George Washington wanted America's presidents to live in a building that would "suit the circumstances" of the new nation.

In later years, as the country grew, the "President's House" could grow with it, he wrote.

The history of the White House officially began 200 years ago this week, when the cornerstone was laid on Oct. 13, 1792.

Since then, the number of rooms at 1600 Pennsylvania Avenue has more than doubled _ from 60 to more than 130. It's been built, rebuilt and redecorated many times.

But despite the wear and tear of 39 presidents, millions of visitors and a fire set by the British on Aug. 24, 1814, the essence of the house remains the same.

"George Washington might squint, but he'd recognize it," said former White House historian William Seale, who has written a history of the house.

"The White House is a timeless place, a sort of a shorthand for the presidency," Seale said. "It's the president's house _ the house where he lives, the house where he sleeps, the house where he eats, the house where he worries. People are endlessly fascinated."

Irish-born architect James Hoban won a national contest to design the house and built it out of off-white sandstone from Virginia.

But workers whitewashed the stone to protect it before the building was finished, and by the 1820s, most people knew it as the White House. Theodore Roosevelt made the name official in 1901.

Washington is the only president who never lived there. One president _ Grover Cleveland _ was married there. Two _ William Henry Harrison and Zachary Taylor _ died there.

John Adams was the first to move in, and the house wasn't finished when he did. Only six rooms were plastered, and the grounds were covered with builders' shacks and garbage.

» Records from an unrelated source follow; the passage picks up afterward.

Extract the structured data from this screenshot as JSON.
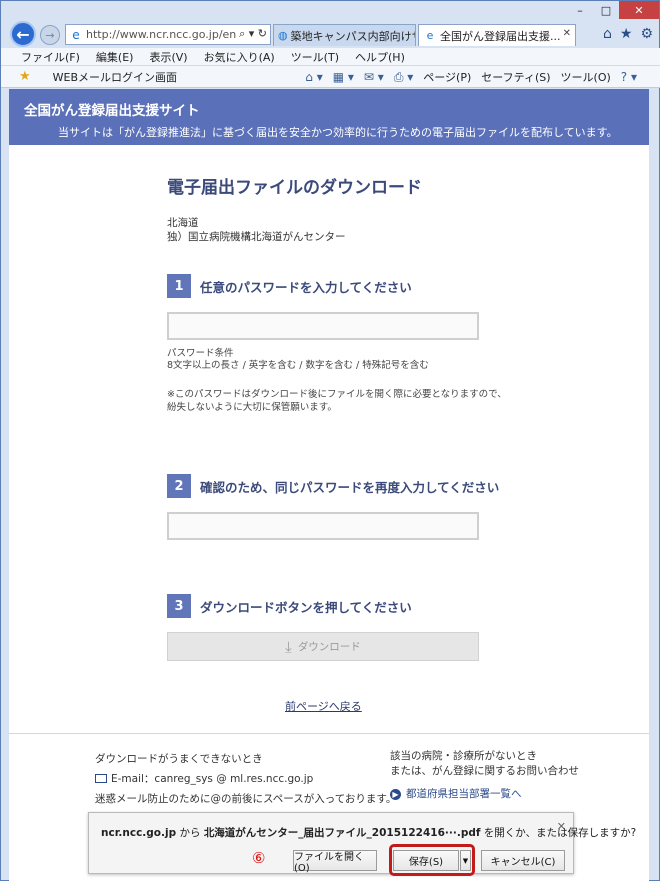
{
  "browser": {
    "address": "http://www.ncr.ncc.go.jp/en",
    "tabs": [
      {
        "label": "築地キャンパス内部向けサー..."
      },
      {
        "label": "全国がん登録届出支援..."
      }
    ],
    "menu": [
      "ファイル(F)",
      "編集(E)",
      "表示(V)",
      "お気に入り(A)",
      "ツール(T)",
      "ヘルプ(H)"
    ],
    "favorites_link": "WEBメールログイン画面",
    "cmd": {
      "page": "ページ(P)",
      "safety": "セーフティ(S)",
      "tools": "ツール(O)"
    }
  },
  "site": {
    "title": "全国がん登録届出支援サイト",
    "subtitle": "当サイトは「がん登録推進法」に基づく届出を安全かつ効率的に行うための電子届出ファイルを配布しています。"
  },
  "main": {
    "page_title": "電子届出ファイルのダウンロード",
    "prefecture": "北海道",
    "institution": "独）国立病院機構北海道がんセンター",
    "steps": [
      {
        "num": "1",
        "label": "任意のパスワードを入力してください"
      },
      {
        "num": "2",
        "label": "確認のため、同じパスワードを再度入力してください"
      },
      {
        "num": "3",
        "label": "ダウンロードボタンを押してください"
      }
    ],
    "pw_condition_title": "パスワード条件",
    "pw_condition": "8文字以上の長さ / 英字を含む / 数字を含む / 特殊記号を含む",
    "note_line1": "※このパスワードはダウンロード後にファイルを開く際に必要となりますので、",
    "note_line2": "紛失しないように大切に保管願います。",
    "download_label": "ダウンロード",
    "back_link": "前ページへ戻る"
  },
  "footer": {
    "trouble": "ダウンロードがうまくできないとき",
    "email": "E-mail：canreg_sys @ ml.res.ncc.go.jp",
    "spam_note": "迷惑メール防止のために@の前後にスペースが入っております。",
    "no_hospital": "該当の病院・診療所がないとき",
    "inquiry": "または、がん登録に関するお問い合わせ",
    "pref_link": "都道府県担当部署一覧へ"
  },
  "notification": {
    "host": "ncr.ncc.go.jp",
    "from": " から ",
    "filename": "北海道がんセンター_届出ファイル_2015122416···.pdf",
    "question": " を開くか、または保存しますか?",
    "marker": "⑥",
    "open": "ファイルを開く(O)",
    "save": "保存(S)",
    "cancel": "キャンセル(C)"
  }
}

Abigail Adams used the uncompleted East Room to dry the family laundry.

But Adams still took time out on his first night there to write a now-famous prayer for its future.

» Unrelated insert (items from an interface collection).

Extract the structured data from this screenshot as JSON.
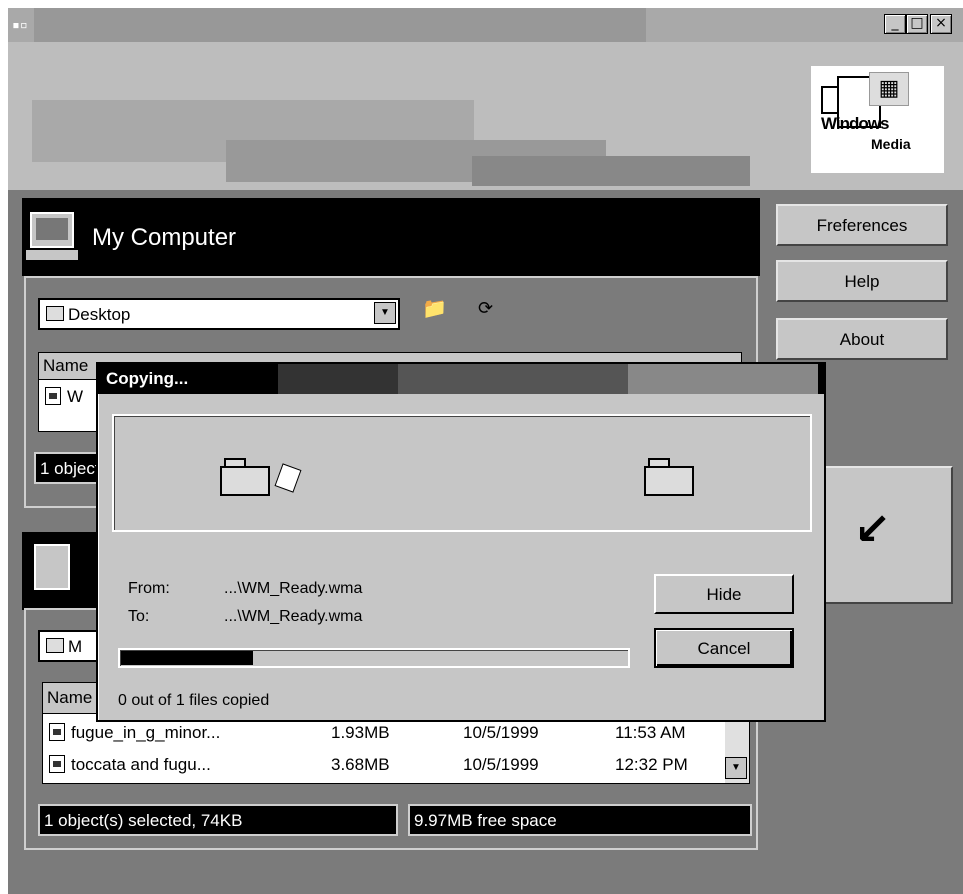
{
  "window": {
    "titlebar_buttons": [
      "_",
      "□",
      "×"
    ],
    "app_icon": "app-icon"
  },
  "logo": {
    "word1": "Windows",
    "word2": "Media"
  },
  "sidebar": {
    "preferences": "Freferences",
    "help": "Help",
    "about": "About",
    "transfer_arrow": "↙"
  },
  "top_panel": {
    "title": "My Computer",
    "folder": "Desktop",
    "header_col1": "Name",
    "row_prefix": "W",
    "status": "1 object(s) selected"
  },
  "bottom_panel": {
    "folder": "M",
    "header_col1": "Name",
    "files": [
      {
        "name": "fugue_in_g_minor...",
        "size": "1.93MB",
        "date": "10/5/1999",
        "time": "11:53 AM"
      },
      {
        "name": "toccata and fugu...",
        "size": "3.68MB",
        "date": "10/5/1999",
        "time": "12:32 PM"
      }
    ],
    "status_left": "1 object(s) selected, 74KB",
    "status_right": "9.97MB free space"
  },
  "dialog": {
    "title": "Copying...",
    "from_label": "From:",
    "from_value": "...\\WM_Ready.wma",
    "to_label": "To:",
    "to_value": "...\\WM_Ready.wma",
    "hide": "Hide",
    "cancel": "Cancel",
    "progress_fraction": 0.26,
    "status": "0 out of 1 files copied"
  }
}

"I pray Heaven to bestow the best of blessings on this house, and on all that shall hereafter inhabit it. May none but honest and wise men ever rule under this roof!" he wrote on Nov. 2, 1800.

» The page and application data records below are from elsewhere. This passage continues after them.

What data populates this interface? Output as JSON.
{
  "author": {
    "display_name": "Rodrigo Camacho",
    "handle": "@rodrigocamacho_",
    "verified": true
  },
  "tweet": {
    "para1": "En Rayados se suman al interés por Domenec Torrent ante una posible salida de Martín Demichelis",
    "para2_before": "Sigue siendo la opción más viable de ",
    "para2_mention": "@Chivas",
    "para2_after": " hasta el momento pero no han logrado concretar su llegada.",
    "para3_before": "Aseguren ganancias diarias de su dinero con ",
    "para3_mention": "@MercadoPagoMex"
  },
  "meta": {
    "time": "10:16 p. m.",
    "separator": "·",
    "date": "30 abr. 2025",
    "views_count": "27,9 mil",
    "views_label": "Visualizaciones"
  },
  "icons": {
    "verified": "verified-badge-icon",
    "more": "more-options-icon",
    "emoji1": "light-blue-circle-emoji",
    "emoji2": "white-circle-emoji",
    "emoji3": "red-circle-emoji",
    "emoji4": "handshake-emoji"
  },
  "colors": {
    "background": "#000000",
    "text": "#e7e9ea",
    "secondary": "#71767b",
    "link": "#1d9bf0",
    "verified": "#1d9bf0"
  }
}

Being a president isn't easy, and the stress of the job has often colored descriptions of the house. William Howard Taft said it was "the loneliest place in the world." Abraham Lincoln called it "this damned old house." To Harry S. Truman, it was "a glamorous prison."